What lines in the entries hold the string "Information"? List them.

:: Source material ::

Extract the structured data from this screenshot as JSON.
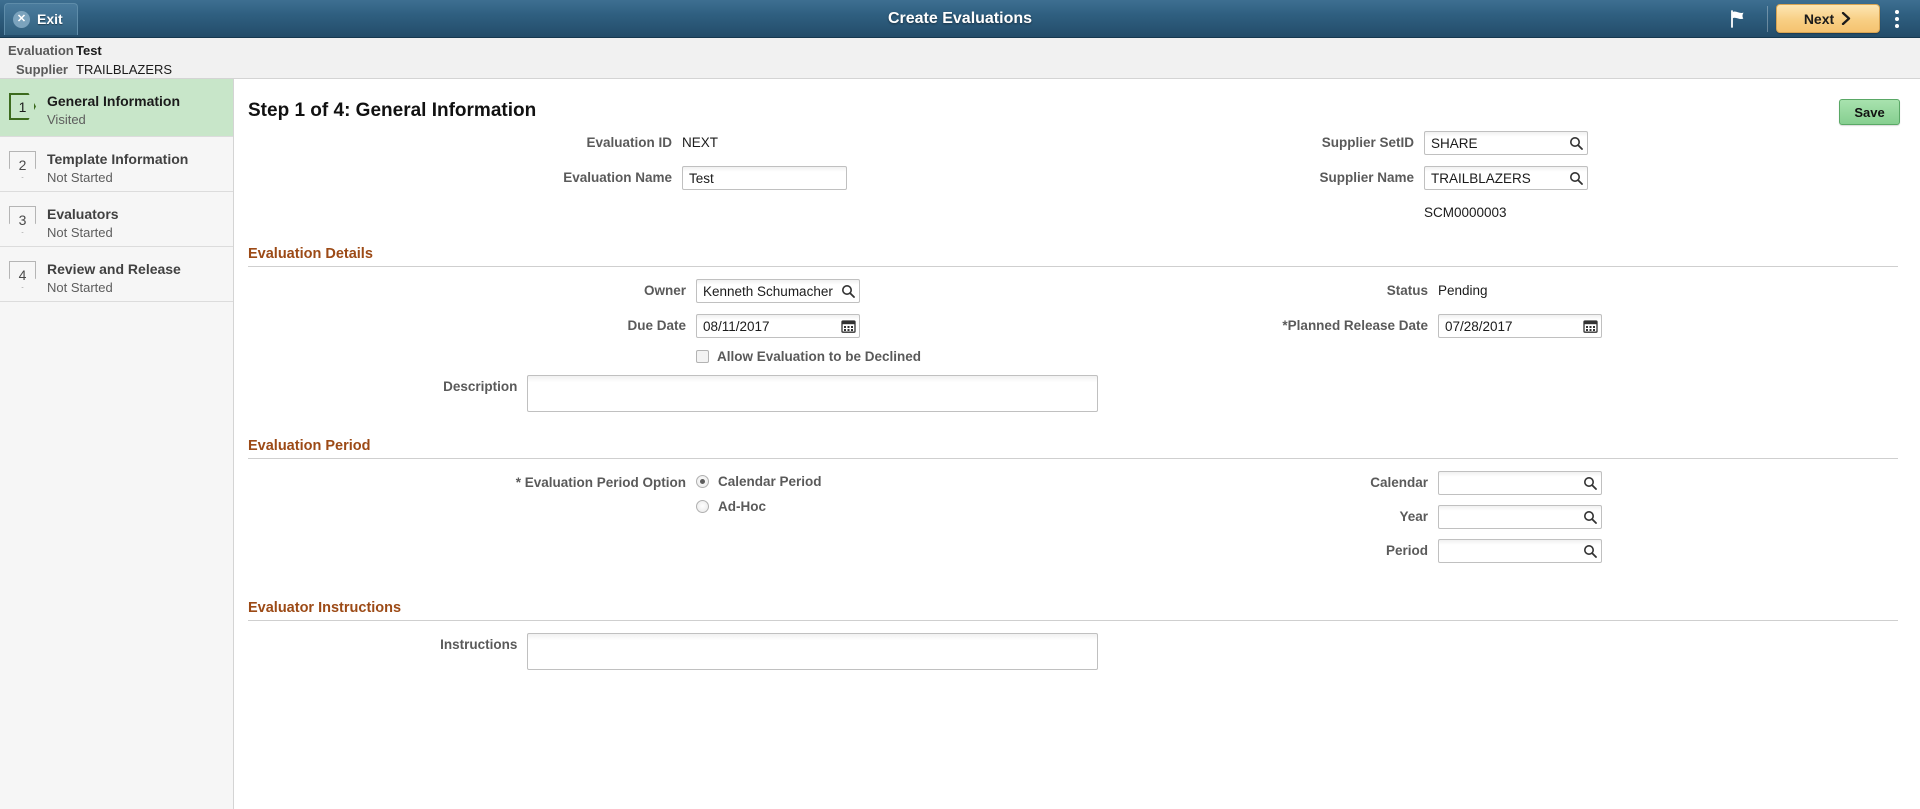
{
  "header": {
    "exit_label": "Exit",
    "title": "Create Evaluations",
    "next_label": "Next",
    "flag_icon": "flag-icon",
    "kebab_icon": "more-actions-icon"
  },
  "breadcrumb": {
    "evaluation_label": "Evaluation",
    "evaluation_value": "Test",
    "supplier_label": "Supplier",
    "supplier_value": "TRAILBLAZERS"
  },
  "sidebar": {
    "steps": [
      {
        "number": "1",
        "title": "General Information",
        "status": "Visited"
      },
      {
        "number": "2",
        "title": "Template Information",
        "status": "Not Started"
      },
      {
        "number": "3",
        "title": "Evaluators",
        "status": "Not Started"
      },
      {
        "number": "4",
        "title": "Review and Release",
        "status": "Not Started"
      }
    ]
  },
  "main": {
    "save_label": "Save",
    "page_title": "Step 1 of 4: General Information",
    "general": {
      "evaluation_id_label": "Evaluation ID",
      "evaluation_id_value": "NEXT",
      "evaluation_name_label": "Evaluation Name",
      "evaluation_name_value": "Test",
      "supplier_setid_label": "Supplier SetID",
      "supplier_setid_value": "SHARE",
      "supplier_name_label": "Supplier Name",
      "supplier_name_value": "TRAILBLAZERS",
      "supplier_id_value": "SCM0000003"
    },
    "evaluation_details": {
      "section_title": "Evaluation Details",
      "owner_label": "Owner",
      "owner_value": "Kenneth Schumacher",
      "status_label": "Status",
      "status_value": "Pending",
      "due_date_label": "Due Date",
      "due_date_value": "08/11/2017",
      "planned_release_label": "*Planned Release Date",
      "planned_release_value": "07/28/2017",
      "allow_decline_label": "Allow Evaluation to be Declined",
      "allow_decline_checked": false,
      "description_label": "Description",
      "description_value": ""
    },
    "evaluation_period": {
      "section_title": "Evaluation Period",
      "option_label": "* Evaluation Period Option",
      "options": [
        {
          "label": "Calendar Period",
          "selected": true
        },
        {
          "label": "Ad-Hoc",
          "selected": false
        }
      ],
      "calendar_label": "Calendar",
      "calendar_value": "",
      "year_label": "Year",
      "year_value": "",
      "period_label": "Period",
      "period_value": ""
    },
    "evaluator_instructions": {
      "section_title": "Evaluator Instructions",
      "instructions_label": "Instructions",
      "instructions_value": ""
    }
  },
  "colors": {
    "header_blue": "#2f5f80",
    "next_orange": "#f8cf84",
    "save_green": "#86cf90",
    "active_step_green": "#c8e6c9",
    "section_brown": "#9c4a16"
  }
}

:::

• Output for this exercise:
        "title": "General Information",
        "title": "Template Information",
    "page_title": "Step 1 of 4: General Information",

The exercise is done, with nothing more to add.